The Beekeeper of Aleppo is a readable reminder of the refugee lives being lived all around us, although it’s perhaps not as powerful as it might have been.
The book gently tells the story of Nuri Ibrahim and his wife Afra as they journey from Syria to the UK, focussing on the psychological as well as physical trauma they are subject to.
I love the insights into life at the camps along the way, as well as the brief, tragic glimpses of how beautiful pre-war Syria must have been. I also appreciate that it neither idolises its protagonist nor goes too heavy on fictional hardships. That said, it has a dreamy, disconnected feel that meant I drifted through the narrative without any of it really affecting me.

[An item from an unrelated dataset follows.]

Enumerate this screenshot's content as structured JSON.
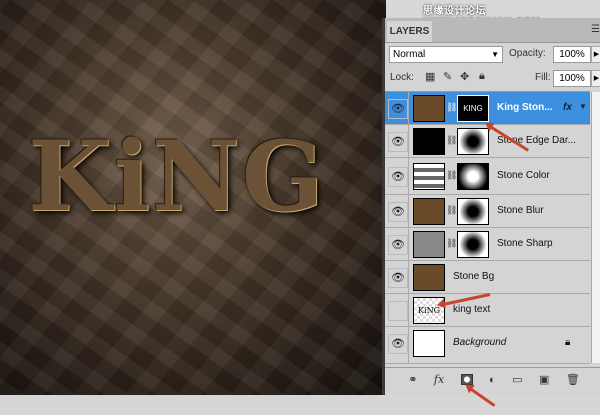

Definitely for those who want to peep through their fingers at the refugee crisis, rather than look at it full on. But, perhaps, that is all that we need to nudge us into engaging with the real-life refugee stories being lived out all around us.